NMC was able to make connections to promotoras in Loredo through a longstanding partnership with the Sisters of Mercy, an international organization that serves people who suffer from poverty, sickness or lack of education. Through the experience, NMC students were exposed to cultural barriers and issues related to immigration. In the process, students learned ways to use community resources for the benefit of their own patients and clients.
The trip was also a chance for NMC’s Center for Health Partnerships to further develop its own community health worker program in Omaha called Our Families’ Health. Members of Our Families’ Health also participated in the immersion. Working alongside the promotoras allowed them an opportunity to discuss and observe best practices that they could bring with them back to Omaha.
More to Come
Another service immersion is scheduled for March to Nashville, Tenn. During that trip, students will work with the Nashville Mobile Market and the Martha O’Bryan Center educating individuals about healthy food choices and how nutrition affects health.
Contact Volunteer Opportunities for more information about NMC’s Service Immersion offerings.
Service-learning is a valuable and rewarding part of the education that students receive at Nebraska Methodist College. Simply put, service-learning is learning while serving your community. It’s about helping others in need while gaining important experience for a future job or career.
That’s exactly the idea behind NMC’s service-learning opportunities. NMC offers several service-learning opportunities through outreach to local immigrant and refugee populations, regional Native American tribes, and area elderly. NMC also partners with several community organizations, which are hubs of service-learning opportunities for students.
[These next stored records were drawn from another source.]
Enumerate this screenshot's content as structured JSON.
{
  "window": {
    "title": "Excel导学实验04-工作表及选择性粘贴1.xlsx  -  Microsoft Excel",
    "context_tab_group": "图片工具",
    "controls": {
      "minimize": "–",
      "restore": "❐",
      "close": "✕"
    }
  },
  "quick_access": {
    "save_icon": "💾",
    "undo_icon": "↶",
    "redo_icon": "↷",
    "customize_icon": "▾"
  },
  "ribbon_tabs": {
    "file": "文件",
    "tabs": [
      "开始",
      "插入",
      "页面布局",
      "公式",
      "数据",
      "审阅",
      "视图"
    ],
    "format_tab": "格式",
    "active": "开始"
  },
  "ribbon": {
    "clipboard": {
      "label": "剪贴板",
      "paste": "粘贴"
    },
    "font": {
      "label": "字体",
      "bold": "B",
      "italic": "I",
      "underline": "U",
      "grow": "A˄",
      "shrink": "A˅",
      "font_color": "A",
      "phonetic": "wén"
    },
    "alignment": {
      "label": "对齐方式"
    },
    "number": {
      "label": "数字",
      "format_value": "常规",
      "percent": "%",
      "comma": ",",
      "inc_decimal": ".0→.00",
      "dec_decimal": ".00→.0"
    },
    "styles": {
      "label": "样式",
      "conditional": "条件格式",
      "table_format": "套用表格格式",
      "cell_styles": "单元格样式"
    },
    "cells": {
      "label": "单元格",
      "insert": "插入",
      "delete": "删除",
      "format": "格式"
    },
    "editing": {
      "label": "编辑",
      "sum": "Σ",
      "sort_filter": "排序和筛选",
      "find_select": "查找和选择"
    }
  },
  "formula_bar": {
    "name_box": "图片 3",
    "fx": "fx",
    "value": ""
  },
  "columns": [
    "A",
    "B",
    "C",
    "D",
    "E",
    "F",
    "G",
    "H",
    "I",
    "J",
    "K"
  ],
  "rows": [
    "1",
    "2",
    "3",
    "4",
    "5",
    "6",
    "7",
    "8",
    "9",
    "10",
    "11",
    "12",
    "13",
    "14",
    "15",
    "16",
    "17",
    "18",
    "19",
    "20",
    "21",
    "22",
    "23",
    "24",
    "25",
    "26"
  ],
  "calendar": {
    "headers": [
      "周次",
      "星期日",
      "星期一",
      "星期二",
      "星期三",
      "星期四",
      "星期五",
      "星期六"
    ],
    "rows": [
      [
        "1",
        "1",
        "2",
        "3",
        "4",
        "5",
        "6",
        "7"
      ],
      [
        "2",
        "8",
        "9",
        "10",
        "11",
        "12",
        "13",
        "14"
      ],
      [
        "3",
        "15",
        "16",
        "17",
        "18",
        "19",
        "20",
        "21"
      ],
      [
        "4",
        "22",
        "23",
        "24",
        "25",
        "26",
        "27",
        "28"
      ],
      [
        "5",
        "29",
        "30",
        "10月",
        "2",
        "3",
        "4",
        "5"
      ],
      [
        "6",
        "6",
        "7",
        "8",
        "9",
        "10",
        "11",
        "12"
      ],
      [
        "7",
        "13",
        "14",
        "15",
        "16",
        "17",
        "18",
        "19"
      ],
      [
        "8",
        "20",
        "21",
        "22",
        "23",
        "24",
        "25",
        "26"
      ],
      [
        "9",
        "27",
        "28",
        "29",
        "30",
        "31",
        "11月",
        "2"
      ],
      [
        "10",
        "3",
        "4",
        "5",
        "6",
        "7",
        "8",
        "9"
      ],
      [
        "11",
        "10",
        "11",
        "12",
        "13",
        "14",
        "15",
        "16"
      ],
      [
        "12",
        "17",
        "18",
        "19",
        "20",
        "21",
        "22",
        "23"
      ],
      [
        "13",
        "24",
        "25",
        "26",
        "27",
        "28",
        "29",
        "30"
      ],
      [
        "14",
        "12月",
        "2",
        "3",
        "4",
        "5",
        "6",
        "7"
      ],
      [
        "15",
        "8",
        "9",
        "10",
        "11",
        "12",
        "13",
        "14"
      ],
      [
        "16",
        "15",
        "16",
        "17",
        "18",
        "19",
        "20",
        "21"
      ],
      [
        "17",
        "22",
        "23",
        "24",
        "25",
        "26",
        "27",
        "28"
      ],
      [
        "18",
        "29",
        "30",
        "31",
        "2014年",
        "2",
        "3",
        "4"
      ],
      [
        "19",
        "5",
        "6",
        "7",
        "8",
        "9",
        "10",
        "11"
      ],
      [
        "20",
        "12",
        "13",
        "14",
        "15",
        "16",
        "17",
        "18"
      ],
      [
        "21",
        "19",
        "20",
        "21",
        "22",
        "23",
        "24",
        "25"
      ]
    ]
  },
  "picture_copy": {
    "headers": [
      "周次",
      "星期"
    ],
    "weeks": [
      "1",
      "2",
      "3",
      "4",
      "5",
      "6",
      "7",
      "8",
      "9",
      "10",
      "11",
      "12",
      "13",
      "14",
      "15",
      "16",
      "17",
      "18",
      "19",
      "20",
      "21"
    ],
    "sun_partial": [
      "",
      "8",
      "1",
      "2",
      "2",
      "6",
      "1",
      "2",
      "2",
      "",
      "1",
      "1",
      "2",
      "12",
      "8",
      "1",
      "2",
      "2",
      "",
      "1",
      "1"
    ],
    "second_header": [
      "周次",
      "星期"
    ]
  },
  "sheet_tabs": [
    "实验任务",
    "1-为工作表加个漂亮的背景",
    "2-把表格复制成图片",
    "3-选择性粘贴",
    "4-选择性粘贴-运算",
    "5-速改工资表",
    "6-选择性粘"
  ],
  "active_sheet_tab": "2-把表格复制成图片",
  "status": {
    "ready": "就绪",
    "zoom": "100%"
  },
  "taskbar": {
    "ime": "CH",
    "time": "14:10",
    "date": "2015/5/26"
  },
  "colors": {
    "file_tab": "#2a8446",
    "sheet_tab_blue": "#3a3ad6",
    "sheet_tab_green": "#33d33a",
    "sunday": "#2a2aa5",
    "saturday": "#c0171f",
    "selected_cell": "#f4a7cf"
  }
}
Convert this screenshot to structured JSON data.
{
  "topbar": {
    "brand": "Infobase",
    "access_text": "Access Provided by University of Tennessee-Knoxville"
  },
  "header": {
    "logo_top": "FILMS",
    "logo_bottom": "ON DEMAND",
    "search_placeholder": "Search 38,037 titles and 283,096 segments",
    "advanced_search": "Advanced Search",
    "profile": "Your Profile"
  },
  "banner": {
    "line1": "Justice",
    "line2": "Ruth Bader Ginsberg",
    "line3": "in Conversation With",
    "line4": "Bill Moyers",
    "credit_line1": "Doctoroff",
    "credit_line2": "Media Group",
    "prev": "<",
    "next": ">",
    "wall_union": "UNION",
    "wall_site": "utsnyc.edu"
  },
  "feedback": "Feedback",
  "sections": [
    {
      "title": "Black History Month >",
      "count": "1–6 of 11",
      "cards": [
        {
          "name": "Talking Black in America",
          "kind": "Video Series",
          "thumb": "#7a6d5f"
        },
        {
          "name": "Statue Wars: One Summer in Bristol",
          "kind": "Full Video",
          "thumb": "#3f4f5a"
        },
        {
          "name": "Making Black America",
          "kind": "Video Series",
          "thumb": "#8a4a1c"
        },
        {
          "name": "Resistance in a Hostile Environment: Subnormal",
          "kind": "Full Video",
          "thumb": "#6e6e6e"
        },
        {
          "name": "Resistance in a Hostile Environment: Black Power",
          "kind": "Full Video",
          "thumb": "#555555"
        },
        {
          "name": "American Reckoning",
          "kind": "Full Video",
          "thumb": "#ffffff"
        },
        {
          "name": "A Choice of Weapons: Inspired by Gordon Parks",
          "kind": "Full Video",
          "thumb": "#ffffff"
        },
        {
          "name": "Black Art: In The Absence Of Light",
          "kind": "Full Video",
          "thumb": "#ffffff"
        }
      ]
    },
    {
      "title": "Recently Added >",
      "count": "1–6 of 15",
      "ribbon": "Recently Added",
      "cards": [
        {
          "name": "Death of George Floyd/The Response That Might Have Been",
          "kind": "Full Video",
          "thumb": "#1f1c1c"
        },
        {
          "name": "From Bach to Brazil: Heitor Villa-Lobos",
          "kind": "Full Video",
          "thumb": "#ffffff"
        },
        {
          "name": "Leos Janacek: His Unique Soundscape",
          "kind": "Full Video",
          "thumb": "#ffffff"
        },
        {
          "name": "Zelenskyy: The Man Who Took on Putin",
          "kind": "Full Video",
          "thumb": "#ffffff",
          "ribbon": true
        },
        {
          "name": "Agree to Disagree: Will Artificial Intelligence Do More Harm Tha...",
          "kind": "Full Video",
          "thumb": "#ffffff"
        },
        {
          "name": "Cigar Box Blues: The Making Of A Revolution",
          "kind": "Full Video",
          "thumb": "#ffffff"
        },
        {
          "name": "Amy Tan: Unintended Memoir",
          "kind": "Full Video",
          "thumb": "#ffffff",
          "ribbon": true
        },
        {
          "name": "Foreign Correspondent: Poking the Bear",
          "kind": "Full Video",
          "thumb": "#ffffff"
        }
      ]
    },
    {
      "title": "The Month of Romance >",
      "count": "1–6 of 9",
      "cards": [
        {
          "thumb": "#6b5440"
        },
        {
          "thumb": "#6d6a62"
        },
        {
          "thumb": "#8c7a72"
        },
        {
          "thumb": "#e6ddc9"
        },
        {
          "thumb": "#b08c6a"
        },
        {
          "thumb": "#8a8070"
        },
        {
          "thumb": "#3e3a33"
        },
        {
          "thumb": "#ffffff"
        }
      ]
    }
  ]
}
Last week, we took a look at the experiences of a group of students who traveled to the Rosebud Indian Reservation for NMC’s Rosebud Service Immersion. The trip, one of multiple service immersions throughout the year, is a prime example of service-learning.
Students worked in several settings where their career could potentially take them, including hospital and outpatient settings, ambulance calls, a local women’s shelter, and an alcohol and substance abuse recovery ranch for youth. While gaining that valuable experience, they offered their skills to people in need. The trip also gives students a chance to broaden their horizons by working with people from another culture and different economic background.
Another excellent example of service-learning takes place in NMC’s accelerated nursing program. Students provide health education and screenings to Omaha-area immigrants and refugees at the Mexican Consulate, the Somali Bantu Center, the International Center of the Heartland and for World Refugee Day. Just like students who attend the Rosebud Service Immersion, the accelerated nursing students get a chance to practice their skills while learning about people from other cultures.
Among other service-learning partnerships, NMC’s community partnerships with Cosmopolitan International and Omaha Housing Authority stand out. NMC partners with Cosmopolitan International for the Mobile Diabetes Center. Through the Mobile Diabetes Center, NMC students provide diabetes screenings and education in a wide variety of community settings. Through NMC’s partnership with the Omaha Housing Authority, students provide health screening and education for older adults in public housing.
Service-learning is a win-win in providing help to those in the community who are in need, while building skills and experience in the healthcare professionals of tomorrow.
For more information about NMC’s service-learning opportunities, visit our Community-Based Learning page.